*** Begin section ***
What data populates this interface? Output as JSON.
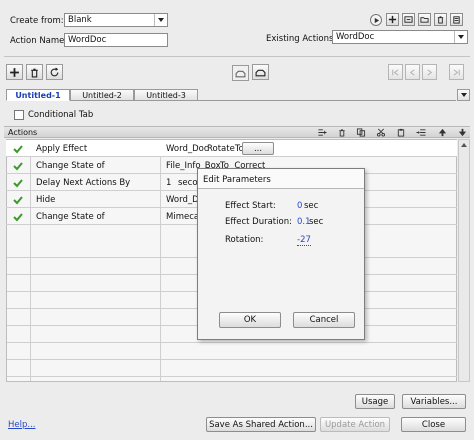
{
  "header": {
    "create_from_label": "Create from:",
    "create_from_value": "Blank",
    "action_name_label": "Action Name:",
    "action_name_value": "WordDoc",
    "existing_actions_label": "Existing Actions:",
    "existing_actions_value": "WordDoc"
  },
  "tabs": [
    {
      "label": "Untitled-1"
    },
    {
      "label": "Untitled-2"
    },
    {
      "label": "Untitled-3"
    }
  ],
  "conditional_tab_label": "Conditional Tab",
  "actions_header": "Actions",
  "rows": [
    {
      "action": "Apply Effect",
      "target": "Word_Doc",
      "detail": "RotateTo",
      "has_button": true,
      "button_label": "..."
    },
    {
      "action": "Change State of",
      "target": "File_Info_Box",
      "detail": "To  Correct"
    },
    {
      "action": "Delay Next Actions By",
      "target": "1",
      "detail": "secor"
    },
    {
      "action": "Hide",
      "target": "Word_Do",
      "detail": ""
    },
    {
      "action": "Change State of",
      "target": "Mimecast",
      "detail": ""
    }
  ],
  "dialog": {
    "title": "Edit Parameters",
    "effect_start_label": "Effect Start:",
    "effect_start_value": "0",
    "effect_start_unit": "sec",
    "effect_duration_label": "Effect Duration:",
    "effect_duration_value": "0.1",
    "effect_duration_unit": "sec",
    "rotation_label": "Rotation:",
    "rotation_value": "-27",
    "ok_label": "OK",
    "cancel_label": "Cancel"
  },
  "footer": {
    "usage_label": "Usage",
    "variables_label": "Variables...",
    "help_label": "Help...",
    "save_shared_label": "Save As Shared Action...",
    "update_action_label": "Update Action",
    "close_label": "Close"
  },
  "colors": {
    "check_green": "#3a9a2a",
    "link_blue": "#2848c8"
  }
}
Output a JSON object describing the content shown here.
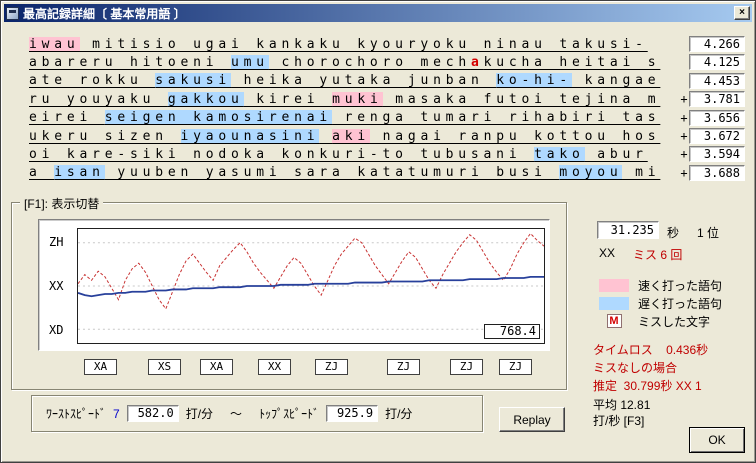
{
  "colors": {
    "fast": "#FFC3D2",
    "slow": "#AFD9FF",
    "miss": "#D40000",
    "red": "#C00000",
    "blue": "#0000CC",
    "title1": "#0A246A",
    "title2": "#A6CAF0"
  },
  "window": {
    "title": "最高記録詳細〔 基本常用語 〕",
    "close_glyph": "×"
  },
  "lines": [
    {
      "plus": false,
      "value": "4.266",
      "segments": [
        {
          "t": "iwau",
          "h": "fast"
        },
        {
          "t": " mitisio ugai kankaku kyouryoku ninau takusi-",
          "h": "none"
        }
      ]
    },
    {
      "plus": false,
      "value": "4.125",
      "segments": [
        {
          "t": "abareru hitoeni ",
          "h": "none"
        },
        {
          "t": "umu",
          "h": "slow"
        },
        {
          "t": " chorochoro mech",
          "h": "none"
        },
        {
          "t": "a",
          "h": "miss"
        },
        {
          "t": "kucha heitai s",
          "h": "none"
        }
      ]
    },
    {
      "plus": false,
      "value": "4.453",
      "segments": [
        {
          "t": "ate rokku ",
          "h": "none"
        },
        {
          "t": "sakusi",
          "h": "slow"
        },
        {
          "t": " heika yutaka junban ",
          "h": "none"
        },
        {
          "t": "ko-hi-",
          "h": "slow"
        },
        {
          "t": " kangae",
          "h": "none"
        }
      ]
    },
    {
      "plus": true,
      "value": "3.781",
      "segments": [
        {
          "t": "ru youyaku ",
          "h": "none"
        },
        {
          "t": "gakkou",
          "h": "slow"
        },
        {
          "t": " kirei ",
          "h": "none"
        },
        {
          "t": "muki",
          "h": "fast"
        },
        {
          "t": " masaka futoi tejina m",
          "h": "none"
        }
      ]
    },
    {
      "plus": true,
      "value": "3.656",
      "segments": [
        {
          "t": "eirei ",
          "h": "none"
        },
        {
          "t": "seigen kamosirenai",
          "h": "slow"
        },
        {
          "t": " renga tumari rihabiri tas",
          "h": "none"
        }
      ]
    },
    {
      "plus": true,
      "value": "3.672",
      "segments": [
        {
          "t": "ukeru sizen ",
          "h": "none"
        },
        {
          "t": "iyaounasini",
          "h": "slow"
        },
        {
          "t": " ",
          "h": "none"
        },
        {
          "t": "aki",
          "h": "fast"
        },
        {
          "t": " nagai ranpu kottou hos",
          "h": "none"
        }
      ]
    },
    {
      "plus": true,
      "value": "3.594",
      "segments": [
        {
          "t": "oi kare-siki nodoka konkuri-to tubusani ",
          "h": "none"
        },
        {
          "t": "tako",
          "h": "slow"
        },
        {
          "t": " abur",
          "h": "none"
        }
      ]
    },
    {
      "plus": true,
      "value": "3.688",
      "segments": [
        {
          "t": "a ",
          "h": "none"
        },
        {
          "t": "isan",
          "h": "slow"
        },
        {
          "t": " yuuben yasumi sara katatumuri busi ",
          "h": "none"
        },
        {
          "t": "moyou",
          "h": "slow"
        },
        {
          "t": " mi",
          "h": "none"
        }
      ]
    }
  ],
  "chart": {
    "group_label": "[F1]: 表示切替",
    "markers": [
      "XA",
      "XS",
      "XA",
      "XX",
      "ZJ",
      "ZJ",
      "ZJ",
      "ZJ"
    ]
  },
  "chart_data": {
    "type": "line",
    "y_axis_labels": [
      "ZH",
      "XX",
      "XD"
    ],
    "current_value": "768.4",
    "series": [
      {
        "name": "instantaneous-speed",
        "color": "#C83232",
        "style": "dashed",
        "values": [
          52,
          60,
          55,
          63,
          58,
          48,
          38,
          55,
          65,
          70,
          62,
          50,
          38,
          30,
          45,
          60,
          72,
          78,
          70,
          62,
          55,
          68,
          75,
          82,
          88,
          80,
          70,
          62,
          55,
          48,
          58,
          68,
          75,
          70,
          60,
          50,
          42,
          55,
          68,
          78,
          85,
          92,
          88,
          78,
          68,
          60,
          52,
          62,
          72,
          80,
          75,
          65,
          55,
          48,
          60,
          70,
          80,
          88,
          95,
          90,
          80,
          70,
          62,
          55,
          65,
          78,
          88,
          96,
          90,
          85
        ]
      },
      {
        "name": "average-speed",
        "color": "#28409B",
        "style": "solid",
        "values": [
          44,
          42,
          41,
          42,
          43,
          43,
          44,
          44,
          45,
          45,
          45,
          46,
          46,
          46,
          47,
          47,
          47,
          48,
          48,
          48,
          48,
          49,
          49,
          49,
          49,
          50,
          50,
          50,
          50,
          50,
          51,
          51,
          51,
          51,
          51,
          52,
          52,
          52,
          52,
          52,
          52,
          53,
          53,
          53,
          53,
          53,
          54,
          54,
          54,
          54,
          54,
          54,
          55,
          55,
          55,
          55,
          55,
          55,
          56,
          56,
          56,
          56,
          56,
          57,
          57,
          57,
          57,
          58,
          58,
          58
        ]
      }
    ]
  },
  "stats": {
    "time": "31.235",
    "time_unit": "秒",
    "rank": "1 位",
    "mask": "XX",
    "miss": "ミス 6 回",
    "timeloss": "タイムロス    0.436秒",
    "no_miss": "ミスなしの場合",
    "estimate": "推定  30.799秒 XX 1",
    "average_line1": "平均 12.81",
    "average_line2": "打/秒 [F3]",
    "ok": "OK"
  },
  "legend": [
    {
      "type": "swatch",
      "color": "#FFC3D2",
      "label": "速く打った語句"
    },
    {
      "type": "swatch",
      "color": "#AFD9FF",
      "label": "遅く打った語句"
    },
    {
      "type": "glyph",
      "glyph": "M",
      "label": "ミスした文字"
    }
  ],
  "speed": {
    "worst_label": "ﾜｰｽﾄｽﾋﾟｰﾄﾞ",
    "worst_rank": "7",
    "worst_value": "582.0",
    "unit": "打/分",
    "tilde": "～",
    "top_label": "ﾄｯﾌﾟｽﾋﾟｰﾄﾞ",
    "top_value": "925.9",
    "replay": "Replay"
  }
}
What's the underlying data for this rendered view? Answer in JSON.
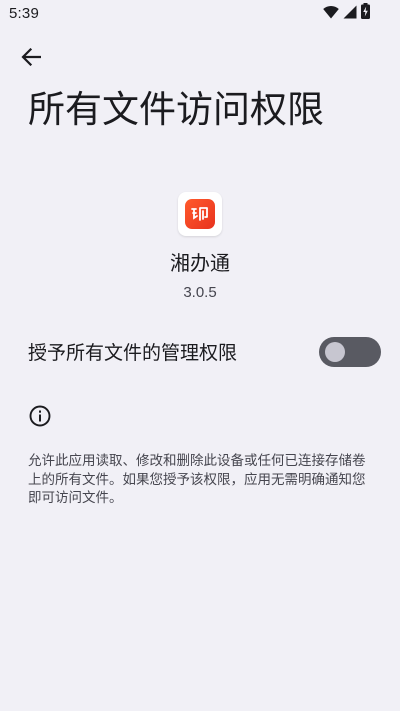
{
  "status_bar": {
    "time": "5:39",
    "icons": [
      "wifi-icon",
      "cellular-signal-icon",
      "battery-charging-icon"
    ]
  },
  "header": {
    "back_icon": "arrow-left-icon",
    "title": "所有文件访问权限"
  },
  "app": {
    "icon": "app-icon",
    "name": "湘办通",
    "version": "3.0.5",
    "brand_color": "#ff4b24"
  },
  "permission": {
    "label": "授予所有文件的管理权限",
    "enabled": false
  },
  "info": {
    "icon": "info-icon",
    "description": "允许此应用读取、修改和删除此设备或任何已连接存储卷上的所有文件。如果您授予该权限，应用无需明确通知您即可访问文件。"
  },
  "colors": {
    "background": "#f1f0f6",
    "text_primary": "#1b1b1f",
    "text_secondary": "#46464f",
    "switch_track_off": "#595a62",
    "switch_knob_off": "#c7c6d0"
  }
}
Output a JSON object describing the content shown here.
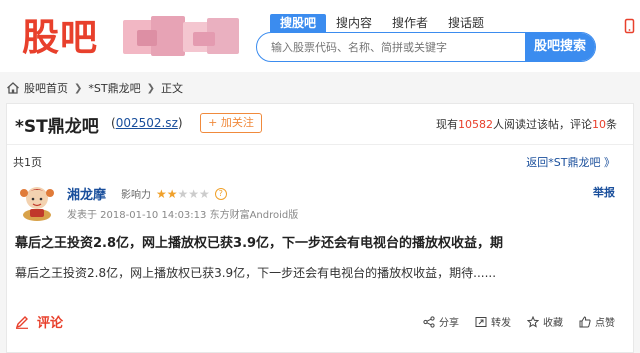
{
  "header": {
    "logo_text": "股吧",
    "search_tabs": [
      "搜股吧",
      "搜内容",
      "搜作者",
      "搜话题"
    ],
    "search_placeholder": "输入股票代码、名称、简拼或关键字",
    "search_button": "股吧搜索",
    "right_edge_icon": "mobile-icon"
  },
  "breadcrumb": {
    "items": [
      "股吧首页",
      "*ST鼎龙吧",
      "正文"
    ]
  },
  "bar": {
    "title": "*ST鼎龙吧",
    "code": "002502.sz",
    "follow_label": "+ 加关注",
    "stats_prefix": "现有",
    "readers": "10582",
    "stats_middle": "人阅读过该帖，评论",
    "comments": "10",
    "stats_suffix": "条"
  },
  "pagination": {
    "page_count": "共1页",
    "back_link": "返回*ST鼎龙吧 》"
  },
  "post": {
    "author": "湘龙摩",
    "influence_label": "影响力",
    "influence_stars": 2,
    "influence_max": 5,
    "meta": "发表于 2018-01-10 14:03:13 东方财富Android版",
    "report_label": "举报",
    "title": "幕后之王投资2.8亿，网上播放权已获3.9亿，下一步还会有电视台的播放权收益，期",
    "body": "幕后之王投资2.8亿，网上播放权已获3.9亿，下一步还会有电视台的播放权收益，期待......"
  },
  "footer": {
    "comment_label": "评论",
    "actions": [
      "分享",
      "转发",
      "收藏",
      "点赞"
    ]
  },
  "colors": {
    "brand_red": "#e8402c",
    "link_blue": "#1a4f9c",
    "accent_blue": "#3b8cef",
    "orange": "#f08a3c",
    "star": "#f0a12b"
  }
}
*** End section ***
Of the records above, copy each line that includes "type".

◆ Your response ◆
    "type": "line",
      "type": "swatch",
      "type": "swatch",
      "type": "glyph",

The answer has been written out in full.